Voice commands add another layer of control and simplicity to our home. If I’m working in the kitchen, I can ask Alexa to turn on/off the pantry light or to turn the kitchen lights to 90 percent, if I’m in the middle of preparing dinner. Our front porch lights turn on at dusk and off at dawn. We also have a path in the house that turns on at dusk, so we never walk into a dark home.
This project forced me to understand color temperature and how today’s LEDs work. I had never been a fan of LED due to the cool blue light that they tend to emit, not understanding that “color temperature” is a purchasing choice. After a bit of research, however, we discovered high CRI (color rendering index) LEDs that fit into our desired lifestyle. Leading hectic lifestyles, we wanted our home to be an escape, so warm color rendering (above 90) was critical. Our fixtures also had to be able to dim as well; you will rarely find a light at 100 percent in this household.

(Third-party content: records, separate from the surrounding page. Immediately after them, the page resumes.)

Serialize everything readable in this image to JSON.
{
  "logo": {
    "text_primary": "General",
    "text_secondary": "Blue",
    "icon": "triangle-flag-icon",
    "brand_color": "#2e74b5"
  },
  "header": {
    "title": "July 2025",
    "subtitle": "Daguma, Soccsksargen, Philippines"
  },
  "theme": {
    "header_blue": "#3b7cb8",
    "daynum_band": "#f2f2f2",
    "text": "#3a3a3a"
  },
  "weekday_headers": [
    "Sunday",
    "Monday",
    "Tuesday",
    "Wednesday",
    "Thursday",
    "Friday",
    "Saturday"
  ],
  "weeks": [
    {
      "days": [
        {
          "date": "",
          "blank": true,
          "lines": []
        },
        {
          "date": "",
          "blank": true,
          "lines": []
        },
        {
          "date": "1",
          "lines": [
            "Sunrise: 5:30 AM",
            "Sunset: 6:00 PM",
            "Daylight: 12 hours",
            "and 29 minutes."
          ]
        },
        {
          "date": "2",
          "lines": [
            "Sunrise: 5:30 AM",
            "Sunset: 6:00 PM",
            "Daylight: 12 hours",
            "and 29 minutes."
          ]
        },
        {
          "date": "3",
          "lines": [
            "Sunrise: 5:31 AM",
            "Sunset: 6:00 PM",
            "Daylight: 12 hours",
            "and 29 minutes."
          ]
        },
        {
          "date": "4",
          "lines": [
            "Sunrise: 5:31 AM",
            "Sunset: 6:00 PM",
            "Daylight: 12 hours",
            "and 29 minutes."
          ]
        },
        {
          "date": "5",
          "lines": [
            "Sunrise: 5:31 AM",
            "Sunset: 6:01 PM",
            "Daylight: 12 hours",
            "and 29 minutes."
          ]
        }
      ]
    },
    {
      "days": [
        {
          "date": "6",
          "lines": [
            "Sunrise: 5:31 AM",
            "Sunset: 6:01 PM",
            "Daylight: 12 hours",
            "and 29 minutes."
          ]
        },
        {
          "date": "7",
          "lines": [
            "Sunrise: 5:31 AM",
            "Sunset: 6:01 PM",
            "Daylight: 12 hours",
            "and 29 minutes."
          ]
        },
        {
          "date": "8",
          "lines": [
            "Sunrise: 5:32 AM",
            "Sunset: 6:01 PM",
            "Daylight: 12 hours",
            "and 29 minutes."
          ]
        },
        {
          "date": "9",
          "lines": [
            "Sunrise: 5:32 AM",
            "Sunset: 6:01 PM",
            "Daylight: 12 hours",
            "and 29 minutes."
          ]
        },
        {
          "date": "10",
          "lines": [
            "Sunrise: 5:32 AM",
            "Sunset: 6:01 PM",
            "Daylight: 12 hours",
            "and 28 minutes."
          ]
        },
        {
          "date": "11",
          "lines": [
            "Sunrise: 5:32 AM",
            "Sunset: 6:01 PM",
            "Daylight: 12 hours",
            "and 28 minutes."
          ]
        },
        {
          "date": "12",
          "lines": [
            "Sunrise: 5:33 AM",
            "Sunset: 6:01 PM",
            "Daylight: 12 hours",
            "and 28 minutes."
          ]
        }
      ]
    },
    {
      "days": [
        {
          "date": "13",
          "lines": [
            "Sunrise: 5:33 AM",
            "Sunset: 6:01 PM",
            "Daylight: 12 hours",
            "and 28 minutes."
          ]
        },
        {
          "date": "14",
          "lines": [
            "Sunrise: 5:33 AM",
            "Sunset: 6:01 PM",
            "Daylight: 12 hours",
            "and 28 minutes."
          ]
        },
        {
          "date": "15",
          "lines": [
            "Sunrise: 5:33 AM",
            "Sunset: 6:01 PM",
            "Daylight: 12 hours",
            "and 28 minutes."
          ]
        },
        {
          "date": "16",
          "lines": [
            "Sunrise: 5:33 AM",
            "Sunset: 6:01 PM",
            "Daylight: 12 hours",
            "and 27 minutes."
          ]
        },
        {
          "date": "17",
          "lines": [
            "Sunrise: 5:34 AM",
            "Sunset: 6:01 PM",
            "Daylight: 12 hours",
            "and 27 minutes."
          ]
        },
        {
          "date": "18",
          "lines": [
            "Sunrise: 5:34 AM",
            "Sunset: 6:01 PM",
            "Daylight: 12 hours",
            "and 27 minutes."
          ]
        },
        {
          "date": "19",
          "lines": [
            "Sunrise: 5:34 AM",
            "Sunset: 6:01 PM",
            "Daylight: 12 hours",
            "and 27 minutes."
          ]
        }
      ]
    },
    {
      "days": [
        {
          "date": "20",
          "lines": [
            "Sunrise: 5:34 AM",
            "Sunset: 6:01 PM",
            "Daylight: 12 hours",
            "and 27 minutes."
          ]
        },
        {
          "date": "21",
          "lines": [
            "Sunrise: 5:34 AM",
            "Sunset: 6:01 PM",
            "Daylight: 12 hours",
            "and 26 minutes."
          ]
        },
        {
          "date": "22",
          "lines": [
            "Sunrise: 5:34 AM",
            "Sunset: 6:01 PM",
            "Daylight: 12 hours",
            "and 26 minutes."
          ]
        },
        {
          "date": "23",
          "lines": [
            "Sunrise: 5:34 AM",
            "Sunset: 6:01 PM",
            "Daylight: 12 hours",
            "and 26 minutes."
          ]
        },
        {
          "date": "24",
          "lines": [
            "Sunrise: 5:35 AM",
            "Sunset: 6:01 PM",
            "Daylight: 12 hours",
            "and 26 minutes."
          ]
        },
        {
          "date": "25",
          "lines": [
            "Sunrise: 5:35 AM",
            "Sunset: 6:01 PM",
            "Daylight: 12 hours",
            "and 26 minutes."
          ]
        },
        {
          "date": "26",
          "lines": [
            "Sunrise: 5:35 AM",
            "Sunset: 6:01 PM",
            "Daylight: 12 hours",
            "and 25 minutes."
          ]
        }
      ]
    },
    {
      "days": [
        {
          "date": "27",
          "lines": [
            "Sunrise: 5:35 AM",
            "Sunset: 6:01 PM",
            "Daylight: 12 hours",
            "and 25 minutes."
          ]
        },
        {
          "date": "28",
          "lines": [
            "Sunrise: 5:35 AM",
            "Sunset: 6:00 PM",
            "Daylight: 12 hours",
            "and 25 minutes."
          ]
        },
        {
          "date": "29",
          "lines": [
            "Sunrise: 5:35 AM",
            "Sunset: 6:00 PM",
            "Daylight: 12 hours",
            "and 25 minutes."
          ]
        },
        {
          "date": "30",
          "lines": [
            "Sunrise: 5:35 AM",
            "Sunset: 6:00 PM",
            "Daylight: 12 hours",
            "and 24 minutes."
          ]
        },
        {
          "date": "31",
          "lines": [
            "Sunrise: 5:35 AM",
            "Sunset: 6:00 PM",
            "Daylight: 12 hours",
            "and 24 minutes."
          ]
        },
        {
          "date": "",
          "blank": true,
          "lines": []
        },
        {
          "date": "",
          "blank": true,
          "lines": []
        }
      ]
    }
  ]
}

We enter the house using a numeric code, instead of a traditional key, via our Yale keypad lockset. A command locking the deadbolt will trigger at midnight if the door is not already locked. The app on our phones will also allow us to lock and unlock the door. We live in a smaller suburb, so no video doorbell was warranted. If desired, we could also set up alert notifications to tell us when someone has entered the house – like the kids returning home from school.
One of our splurges was the dining room window. While beautiful, it has always been like a TV screen for all the neighbors to view our life after dark. Finding a drape that would not take away from the top window mullions but provide some much-needed acoustic absorption proved difficult. The final product, yet to be installed, will provide privacy when needed and become part of the home system – opening at 7:30 am during the week and at 10 a.m. on the weekends and closing at dark.
As mentioned, Crestron Pyng is the hub of the home (with a Crestron Home interface update coming soon). Why a single operating system instead of separate apps? We desired seamless integration allowing for scenes, not just control of a light or fixtures. Having multiple apps on a smartphone is no different than numerous remotes sitting on the coffee table, and no one understanding how to work the system. On one keypad we can have a lighting scene and music controls. Via voice control, we can ask Alexa to set the temperature of the home to that of our choosing.
Other technology tidbits in the home include a charging drawer in the kitchen that allows us to keep the technology clutter hidden. A Smart Art Frame by Meural hangs in the dining room, teaching the family about art while providing beauty to the room. Art changes every few minutes. Finally, a system is only as good as the network, so make sure your Wi-Fi throughout the home is solid. Our system is by Ubiquiti.
We can keep growing our system as our lifestyles change. We can add more lighting control by just changing out a dimmer or switch. We can add media control should we decide to put a TV in the sunroom. It’s one system to coordinate all of our experiences today, tomorrow, and beyond.
So, back to the original question: When does a house become a home? Well, my kitchen is big enough to dance in, my music keeps me sane, my lights calm me and keep the house secure, our shades will cocoon us during our sleepy hours, and our door will keep itself locked. Yes, our house is our home thanks to some fantastic contractors, creative design, and a layer of technology that improves our quality of life – our well-being.